Ken Connor

Americans are disappointed with President Obama's decision to bail out the banking and auto industries. They are frustrated that billions of dollars allocated for "recovery and reinvestment" have done little to stem the tide of rising unemployment. They are chagrined that the bureaucratic mismanagement associated with the programs of Mr. Obama's predecessors have come to characterize his own. They are irritated that President Obama's pledge of transparency and accountability was an empty campaign slogan, as evidenced by a steady stream of 1000-plus page legislation that no one—not even Congress—has the time to read or understand. They are exasperated at his hedging on social issues like abortion and gay marriage. Hence, for the increasingly disappointed multitudes, the President's plan for the American health care system is simply a bridge too far.

Opposition to President Obama's health care plan has nothing to do with race and everything to do with competing philosophies of government. President Obama has made clear his belief that government should have a prominent role in the lives of the citizenry—a role that influences virtually every facet of our lives, from the kind of car we drive to the kind of health insurance we have to the kind of education our children receive. For those who agree with Thomas Jefferson that "a wise and frugal government, which shall restrain men from injuring one another, shall leave them otherwise free to regulate their own pursuits of industry and improvement," the President's plan for health care "reform" represents nothing less than a sacrifice of individual liberty in exchange for servitude, and the destruction of the free market in favor of a government planned economy.

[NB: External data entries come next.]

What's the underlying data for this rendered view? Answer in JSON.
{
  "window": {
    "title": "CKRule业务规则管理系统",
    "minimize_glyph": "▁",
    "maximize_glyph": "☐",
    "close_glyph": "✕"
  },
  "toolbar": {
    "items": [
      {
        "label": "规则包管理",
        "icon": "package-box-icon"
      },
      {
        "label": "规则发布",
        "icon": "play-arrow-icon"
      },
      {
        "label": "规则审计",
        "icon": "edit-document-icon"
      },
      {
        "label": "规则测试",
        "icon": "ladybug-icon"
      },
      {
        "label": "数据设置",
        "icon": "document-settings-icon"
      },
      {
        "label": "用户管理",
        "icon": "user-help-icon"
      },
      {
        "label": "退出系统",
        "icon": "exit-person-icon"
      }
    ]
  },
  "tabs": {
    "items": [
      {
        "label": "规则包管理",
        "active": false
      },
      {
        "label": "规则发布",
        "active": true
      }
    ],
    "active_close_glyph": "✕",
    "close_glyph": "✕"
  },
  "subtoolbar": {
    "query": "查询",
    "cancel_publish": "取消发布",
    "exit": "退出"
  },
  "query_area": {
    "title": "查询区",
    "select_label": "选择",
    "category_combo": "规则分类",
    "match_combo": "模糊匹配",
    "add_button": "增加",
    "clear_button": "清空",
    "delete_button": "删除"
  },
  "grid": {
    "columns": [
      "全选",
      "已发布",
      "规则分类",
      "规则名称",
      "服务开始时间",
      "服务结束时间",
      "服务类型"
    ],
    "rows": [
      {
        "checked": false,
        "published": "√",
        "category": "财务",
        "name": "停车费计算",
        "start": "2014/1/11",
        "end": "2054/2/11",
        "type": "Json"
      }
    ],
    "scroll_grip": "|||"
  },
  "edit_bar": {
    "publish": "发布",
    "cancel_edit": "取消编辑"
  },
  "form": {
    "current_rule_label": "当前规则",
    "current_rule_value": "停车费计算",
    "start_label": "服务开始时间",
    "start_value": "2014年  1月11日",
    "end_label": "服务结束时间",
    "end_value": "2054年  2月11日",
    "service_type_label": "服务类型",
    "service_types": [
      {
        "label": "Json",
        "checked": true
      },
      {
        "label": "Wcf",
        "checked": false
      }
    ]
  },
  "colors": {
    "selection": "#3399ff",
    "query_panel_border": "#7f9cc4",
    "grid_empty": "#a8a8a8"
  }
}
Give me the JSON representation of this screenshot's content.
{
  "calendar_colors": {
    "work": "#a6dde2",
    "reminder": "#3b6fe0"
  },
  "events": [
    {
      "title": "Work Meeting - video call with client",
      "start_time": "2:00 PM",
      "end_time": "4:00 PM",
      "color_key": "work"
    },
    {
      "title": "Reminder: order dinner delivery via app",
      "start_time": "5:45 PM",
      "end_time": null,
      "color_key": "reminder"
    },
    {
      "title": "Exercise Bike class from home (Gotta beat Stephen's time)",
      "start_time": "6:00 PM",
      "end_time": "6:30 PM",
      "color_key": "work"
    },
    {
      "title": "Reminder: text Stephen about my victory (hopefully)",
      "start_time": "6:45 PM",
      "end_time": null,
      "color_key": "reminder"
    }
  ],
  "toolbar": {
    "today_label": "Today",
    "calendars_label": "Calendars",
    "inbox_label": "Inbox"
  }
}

Instead of addressing this issue on the merits, people like Nancy Pelosi and Jimmy Carter would rather sling mud. Once the race card was played, they were counting on the fact that opposing points of view would be effectively muzzled. After all, who wants to be branded a racist? This shameful tactic—calculated to quench rather than foster debate—is nothing more than a confirmation that the Democrats' proposal for overhauling the health care system is indefensible.

Where were Mr. Carter's cries of racism when Colin Powell and Condoleezza Rice were subjected to the basest of racial epithets for daring to work for a Republican administration? Where were Ms. Pelosi's crocodile tears and prophesies of violence when anti-war protesters marched with signs advocating the assassination of President Bush? Apparently, only when an African American opposes the Republican agenda or protesters incite violence against a white Republican president do Pelosi and Carter see patriotic dissent.

President Obama, for his part, deserves great credit for refusing to participate in the race baiting. He seems to understand the damage such irresponsible rhetoric would inflict upon his legacy, the health care debate, and the mood of the American people.

It's too bad that other political leaders refuse to follow the President’s lead and lack the integrity to drag themselves out of the gutter and address the merits of an issue that will affect all Americans.


Ken Connor

Ken Connor is Chairman of the Center for a Just Society in Washington, DC.